● How to complete this task:
Identify each line in the records below that contains the word "value", and copy it.

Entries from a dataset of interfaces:

*** Block opens ***

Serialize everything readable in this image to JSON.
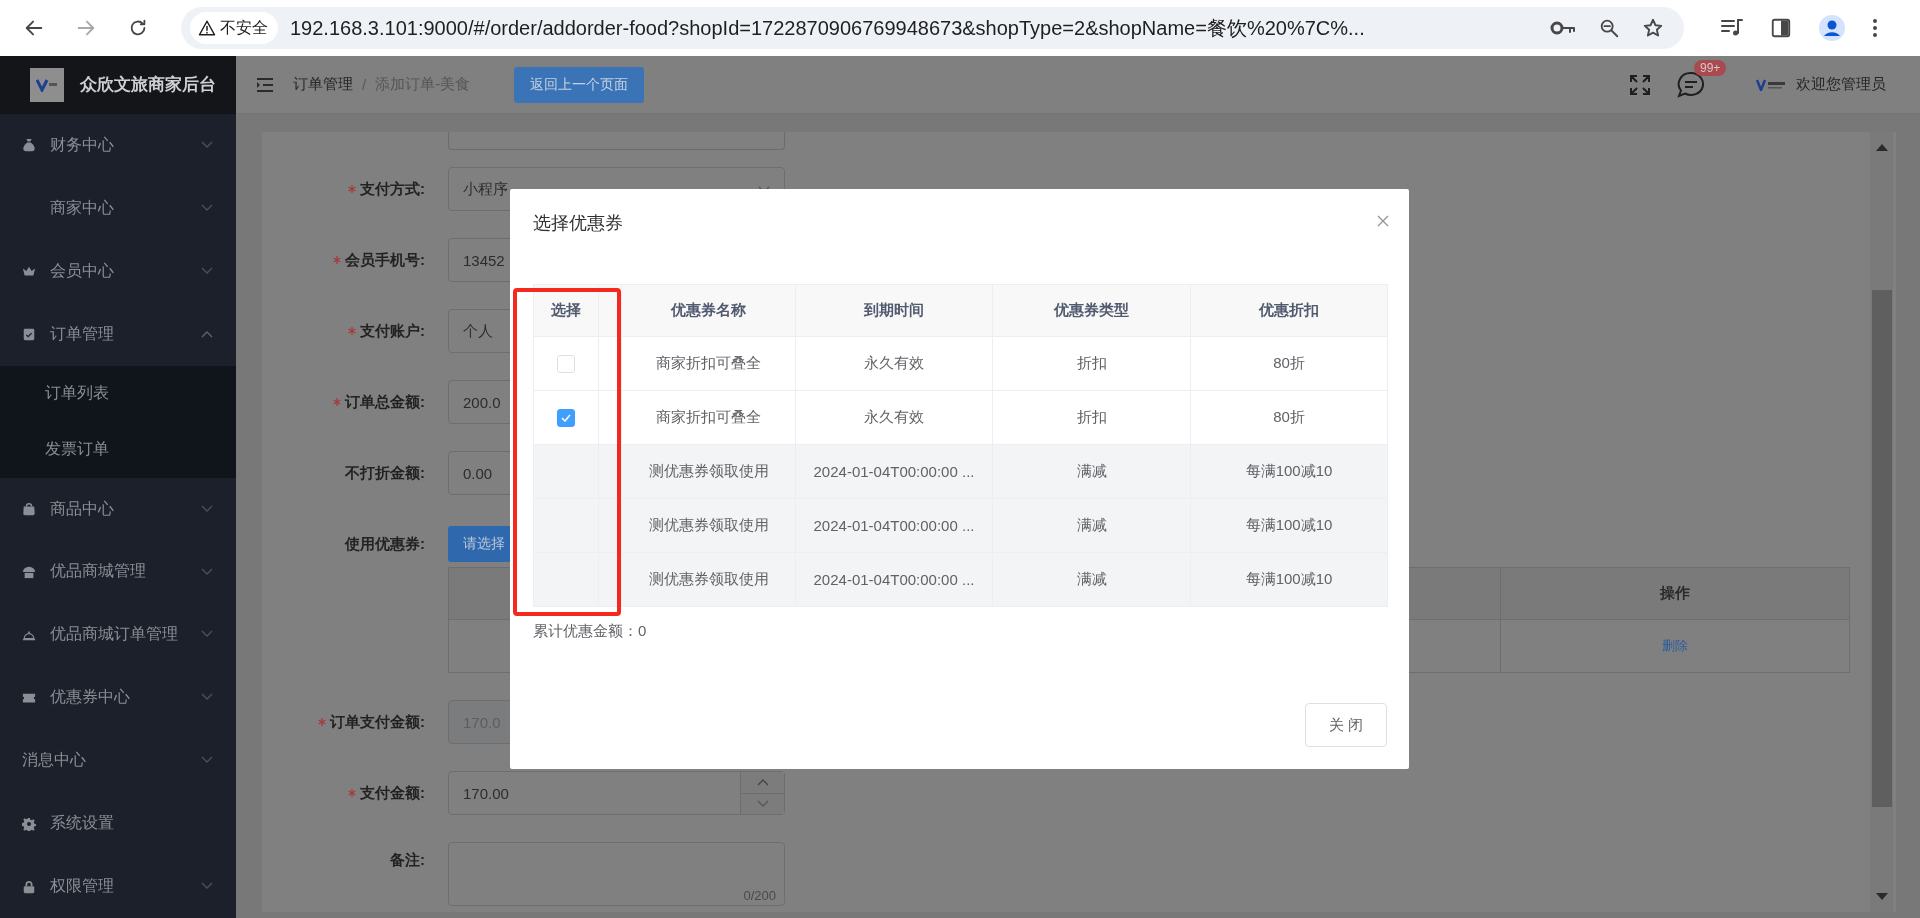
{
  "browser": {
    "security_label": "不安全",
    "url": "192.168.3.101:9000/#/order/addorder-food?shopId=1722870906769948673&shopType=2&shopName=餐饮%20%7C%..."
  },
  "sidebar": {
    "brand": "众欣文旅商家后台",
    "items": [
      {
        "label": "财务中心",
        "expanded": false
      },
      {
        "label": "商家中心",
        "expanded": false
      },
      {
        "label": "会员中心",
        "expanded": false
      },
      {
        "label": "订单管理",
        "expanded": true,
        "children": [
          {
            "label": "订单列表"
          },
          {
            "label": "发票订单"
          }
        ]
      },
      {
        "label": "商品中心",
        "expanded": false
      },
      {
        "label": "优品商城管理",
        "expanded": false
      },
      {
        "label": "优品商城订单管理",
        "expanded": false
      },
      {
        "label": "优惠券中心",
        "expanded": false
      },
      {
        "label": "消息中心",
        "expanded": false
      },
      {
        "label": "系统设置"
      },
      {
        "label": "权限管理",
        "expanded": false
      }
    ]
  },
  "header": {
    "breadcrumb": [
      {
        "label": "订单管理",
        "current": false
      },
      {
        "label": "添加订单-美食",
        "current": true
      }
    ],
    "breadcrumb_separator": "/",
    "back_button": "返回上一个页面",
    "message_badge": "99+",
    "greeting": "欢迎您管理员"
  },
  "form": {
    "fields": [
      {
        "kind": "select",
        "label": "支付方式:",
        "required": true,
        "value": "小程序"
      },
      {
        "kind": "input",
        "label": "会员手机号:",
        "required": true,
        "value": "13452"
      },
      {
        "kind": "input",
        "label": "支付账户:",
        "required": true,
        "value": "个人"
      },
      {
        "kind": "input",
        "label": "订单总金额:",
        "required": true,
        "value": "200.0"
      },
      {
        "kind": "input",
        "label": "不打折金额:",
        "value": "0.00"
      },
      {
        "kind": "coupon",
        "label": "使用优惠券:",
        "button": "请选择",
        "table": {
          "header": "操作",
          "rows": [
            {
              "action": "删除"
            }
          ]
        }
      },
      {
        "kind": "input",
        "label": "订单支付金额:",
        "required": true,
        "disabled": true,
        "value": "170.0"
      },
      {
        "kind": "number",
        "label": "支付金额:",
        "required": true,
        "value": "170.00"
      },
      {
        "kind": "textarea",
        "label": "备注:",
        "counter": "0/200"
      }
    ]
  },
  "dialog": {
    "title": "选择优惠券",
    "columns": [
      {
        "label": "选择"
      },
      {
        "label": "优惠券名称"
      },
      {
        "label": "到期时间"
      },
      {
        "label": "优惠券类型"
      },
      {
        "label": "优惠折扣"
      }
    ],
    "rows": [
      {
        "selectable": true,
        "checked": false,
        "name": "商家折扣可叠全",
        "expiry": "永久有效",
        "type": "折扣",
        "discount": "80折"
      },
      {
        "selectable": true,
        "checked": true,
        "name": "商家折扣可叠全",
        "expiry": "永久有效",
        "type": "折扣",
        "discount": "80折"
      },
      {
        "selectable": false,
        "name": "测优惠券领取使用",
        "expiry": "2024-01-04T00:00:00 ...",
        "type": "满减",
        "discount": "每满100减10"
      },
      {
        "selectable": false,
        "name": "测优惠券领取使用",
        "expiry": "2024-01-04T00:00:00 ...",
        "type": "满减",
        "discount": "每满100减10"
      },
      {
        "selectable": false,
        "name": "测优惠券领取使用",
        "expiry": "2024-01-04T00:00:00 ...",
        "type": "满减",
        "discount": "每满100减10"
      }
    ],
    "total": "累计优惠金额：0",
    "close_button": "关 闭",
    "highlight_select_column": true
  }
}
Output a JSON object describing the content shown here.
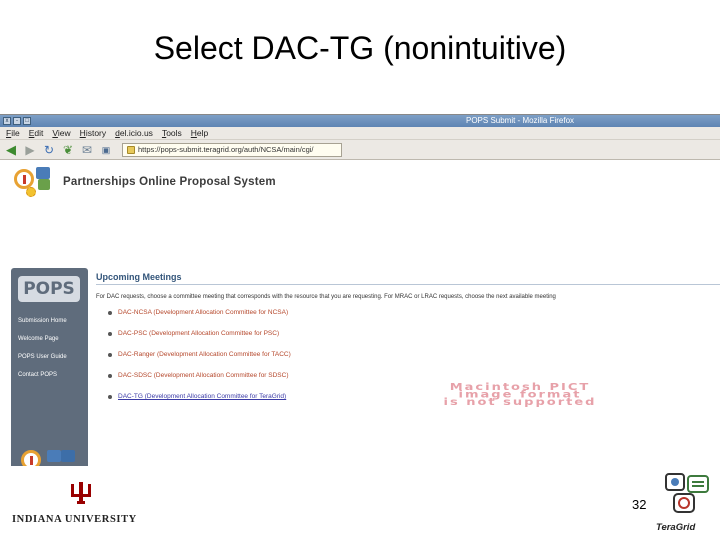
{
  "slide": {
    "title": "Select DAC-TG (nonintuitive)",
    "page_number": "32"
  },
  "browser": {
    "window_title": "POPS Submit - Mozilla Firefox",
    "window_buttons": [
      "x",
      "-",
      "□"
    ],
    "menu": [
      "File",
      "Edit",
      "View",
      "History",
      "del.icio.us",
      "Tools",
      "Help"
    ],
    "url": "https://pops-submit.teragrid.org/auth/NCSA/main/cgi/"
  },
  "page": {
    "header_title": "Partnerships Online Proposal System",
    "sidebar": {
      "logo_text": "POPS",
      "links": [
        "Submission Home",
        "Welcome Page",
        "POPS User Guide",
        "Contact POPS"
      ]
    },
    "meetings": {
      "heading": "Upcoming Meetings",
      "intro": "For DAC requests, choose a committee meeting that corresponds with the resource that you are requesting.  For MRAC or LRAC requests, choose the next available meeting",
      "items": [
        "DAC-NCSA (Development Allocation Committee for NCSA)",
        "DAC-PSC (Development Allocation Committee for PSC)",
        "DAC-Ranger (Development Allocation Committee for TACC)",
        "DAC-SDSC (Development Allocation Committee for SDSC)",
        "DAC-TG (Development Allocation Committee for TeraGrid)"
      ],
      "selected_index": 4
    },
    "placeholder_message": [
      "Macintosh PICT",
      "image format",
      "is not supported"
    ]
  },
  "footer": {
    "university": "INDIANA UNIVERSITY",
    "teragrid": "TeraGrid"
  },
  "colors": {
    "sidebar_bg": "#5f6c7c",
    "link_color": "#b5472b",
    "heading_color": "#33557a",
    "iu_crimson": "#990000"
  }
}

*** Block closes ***

● Task output:
        "value": "小程序"
        "value": "13452"
        "value": "个人"
        "value": "200.0"
        "value": "0.00"
        "value": "170.0"
        "value": "170.00"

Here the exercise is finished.